What to do »
Write out the data again exactly, skipping every picture.

Provided entries »
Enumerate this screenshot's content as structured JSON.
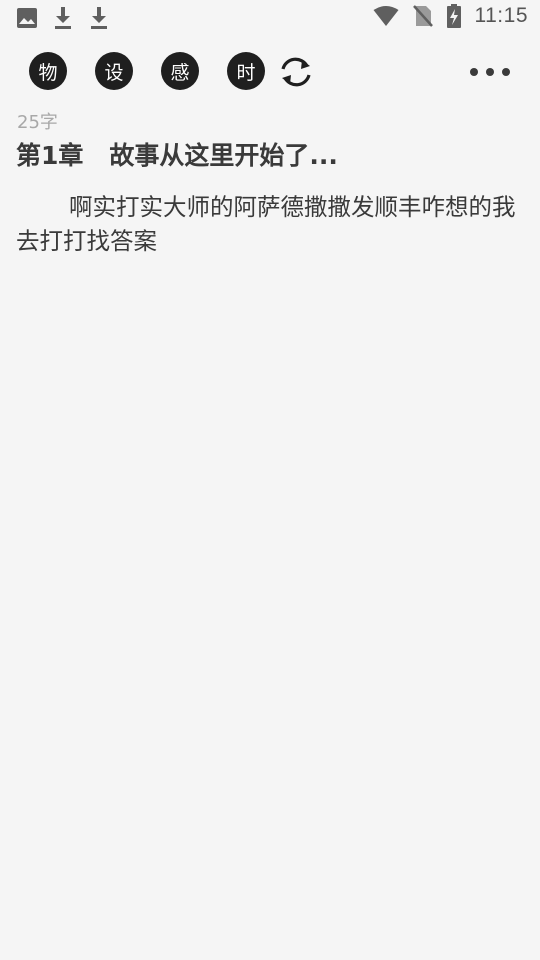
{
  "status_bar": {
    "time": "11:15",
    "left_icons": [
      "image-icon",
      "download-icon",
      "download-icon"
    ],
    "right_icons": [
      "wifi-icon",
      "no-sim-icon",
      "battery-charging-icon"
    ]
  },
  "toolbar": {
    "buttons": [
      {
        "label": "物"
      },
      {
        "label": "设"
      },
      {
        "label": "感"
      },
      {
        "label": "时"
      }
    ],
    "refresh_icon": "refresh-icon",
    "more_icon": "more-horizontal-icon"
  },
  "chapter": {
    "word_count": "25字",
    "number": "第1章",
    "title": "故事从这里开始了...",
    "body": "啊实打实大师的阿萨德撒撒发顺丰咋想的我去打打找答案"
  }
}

Solution to this task »
Enumerate this screenshot's content as structured JSON.
{
  "status_bar": {
    "time": "11:15",
    "left_icons": [
      "image-icon",
      "download-icon",
      "download-icon"
    ],
    "right_icons": [
      "wifi-icon",
      "no-sim-icon",
      "battery-charging-icon"
    ]
  },
  "toolbar": {
    "buttons": [
      {
        "label": "物"
      },
      {
        "label": "设"
      },
      {
        "label": "感"
      },
      {
        "label": "时"
      }
    ],
    "refresh_icon": "refresh-icon",
    "more_icon": "more-horizontal-icon"
  },
  "chapter": {
    "word_count": "25字",
    "number": "第1章",
    "title": "故事从这里开始了...",
    "body": "啊实打实大师的阿萨德撒撒发顺丰咋想的我去打打找答案"
  }
}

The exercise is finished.